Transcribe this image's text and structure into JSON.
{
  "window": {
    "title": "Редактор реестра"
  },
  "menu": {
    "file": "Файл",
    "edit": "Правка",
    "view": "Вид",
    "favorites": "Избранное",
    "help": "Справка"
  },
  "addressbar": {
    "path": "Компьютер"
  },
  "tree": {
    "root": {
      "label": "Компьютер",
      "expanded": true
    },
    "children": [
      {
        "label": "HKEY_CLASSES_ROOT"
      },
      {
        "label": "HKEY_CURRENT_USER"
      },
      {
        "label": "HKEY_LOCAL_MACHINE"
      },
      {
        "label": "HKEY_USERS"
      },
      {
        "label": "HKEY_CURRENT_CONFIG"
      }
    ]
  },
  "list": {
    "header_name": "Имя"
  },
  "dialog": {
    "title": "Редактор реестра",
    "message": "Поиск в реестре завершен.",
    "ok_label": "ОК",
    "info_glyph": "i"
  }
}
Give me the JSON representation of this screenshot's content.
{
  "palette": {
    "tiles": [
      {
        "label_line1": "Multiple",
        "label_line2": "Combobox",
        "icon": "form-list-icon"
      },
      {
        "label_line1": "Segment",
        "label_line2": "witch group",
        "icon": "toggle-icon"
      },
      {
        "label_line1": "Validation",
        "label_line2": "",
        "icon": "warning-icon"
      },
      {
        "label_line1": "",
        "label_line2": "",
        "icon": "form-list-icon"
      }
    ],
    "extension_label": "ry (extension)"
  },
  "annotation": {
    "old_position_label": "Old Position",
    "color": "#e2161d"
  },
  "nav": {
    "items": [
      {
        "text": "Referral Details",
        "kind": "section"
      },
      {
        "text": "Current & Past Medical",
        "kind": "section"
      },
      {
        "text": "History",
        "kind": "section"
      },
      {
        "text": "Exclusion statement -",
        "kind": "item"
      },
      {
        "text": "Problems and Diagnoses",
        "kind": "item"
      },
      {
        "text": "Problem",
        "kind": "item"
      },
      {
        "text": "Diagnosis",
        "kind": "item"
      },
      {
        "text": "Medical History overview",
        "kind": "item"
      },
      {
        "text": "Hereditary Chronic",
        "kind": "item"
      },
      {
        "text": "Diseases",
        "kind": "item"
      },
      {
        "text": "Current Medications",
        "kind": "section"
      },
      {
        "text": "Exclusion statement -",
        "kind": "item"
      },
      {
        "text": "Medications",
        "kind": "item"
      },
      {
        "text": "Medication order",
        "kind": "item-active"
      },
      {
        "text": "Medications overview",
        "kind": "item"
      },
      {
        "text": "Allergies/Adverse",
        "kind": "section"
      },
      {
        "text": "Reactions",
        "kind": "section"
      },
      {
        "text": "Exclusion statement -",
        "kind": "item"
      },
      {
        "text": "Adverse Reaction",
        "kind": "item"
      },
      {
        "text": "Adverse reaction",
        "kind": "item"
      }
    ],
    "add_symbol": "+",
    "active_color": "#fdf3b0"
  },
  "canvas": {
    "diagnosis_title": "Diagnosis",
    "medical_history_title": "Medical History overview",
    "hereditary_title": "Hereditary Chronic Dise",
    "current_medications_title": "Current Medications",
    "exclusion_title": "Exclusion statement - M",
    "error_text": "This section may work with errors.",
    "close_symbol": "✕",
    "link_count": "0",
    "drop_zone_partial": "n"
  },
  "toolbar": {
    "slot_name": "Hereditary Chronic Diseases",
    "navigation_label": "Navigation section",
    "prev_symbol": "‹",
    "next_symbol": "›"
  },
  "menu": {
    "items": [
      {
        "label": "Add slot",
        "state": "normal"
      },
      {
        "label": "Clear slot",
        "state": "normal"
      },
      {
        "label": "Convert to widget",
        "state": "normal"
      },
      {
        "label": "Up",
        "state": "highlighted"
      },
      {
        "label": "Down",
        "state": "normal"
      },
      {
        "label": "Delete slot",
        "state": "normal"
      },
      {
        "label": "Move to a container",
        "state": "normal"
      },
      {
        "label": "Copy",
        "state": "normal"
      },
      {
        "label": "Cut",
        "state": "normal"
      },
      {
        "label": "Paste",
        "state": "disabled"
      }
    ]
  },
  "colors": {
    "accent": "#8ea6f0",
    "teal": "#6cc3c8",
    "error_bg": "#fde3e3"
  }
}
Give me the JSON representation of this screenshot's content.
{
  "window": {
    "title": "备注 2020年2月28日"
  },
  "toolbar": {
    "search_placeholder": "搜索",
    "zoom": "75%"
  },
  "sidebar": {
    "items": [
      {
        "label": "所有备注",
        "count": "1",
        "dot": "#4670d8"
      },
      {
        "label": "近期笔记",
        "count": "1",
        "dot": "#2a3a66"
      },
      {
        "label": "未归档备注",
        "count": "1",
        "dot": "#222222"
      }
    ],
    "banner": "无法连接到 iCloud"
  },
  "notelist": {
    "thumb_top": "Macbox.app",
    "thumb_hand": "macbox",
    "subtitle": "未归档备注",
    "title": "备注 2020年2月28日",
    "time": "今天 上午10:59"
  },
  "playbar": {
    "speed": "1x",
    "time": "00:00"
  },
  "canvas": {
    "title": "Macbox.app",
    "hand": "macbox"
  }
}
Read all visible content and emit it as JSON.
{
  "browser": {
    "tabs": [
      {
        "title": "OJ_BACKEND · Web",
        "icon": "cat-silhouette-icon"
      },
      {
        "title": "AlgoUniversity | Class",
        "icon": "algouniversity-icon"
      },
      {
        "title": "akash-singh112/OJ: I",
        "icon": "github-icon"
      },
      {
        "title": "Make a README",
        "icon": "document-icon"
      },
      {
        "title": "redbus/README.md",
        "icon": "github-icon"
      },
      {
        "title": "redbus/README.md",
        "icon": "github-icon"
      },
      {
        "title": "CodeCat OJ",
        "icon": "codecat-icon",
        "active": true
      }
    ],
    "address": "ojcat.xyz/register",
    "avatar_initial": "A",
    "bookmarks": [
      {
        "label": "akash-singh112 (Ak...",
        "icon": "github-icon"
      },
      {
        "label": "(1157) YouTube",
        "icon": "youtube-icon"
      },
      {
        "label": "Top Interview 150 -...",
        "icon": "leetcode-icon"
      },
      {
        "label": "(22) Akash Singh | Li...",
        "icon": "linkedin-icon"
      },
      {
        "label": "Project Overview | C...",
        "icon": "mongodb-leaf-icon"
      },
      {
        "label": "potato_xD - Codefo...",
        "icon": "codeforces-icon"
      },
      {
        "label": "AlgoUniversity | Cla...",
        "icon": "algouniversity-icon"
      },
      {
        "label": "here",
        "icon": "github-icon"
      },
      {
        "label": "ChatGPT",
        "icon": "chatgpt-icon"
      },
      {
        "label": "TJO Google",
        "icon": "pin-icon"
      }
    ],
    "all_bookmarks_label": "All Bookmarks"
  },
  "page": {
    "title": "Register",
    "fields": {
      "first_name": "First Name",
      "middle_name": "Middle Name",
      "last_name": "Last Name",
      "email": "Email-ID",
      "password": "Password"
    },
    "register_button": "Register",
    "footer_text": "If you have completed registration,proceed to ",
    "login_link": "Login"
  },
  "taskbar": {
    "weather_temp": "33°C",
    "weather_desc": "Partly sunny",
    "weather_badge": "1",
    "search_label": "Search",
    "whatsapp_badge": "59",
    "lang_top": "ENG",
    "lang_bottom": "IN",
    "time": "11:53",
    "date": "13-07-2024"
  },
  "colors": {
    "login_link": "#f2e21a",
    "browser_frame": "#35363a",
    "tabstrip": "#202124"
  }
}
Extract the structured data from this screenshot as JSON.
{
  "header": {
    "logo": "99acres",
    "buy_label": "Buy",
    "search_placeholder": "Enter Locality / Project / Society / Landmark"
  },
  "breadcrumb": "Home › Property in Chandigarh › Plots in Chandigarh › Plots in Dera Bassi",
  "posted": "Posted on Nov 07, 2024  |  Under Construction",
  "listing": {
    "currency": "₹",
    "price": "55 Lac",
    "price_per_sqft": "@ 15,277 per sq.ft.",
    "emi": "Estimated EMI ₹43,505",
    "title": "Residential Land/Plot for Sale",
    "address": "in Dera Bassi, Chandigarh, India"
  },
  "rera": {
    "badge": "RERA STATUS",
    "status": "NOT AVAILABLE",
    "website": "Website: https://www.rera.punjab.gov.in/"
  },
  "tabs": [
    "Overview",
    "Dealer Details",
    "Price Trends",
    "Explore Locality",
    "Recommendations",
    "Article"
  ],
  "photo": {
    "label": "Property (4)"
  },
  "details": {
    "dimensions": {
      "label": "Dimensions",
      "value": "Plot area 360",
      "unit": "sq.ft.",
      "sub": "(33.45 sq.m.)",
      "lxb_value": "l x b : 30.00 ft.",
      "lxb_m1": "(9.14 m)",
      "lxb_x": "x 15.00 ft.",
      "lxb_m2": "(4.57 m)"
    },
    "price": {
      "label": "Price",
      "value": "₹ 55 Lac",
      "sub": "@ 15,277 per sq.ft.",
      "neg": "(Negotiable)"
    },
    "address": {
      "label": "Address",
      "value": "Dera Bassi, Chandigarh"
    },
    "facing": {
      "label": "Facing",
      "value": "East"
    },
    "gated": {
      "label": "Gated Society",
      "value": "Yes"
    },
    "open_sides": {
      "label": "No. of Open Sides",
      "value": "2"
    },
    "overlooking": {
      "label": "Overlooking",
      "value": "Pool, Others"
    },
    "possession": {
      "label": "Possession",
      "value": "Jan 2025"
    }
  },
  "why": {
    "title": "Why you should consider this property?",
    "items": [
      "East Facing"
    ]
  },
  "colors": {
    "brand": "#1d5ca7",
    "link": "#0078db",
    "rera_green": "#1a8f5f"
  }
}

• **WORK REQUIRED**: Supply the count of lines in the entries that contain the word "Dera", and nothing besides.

• **SOLUTION FOR THIS EXERCISE**: 3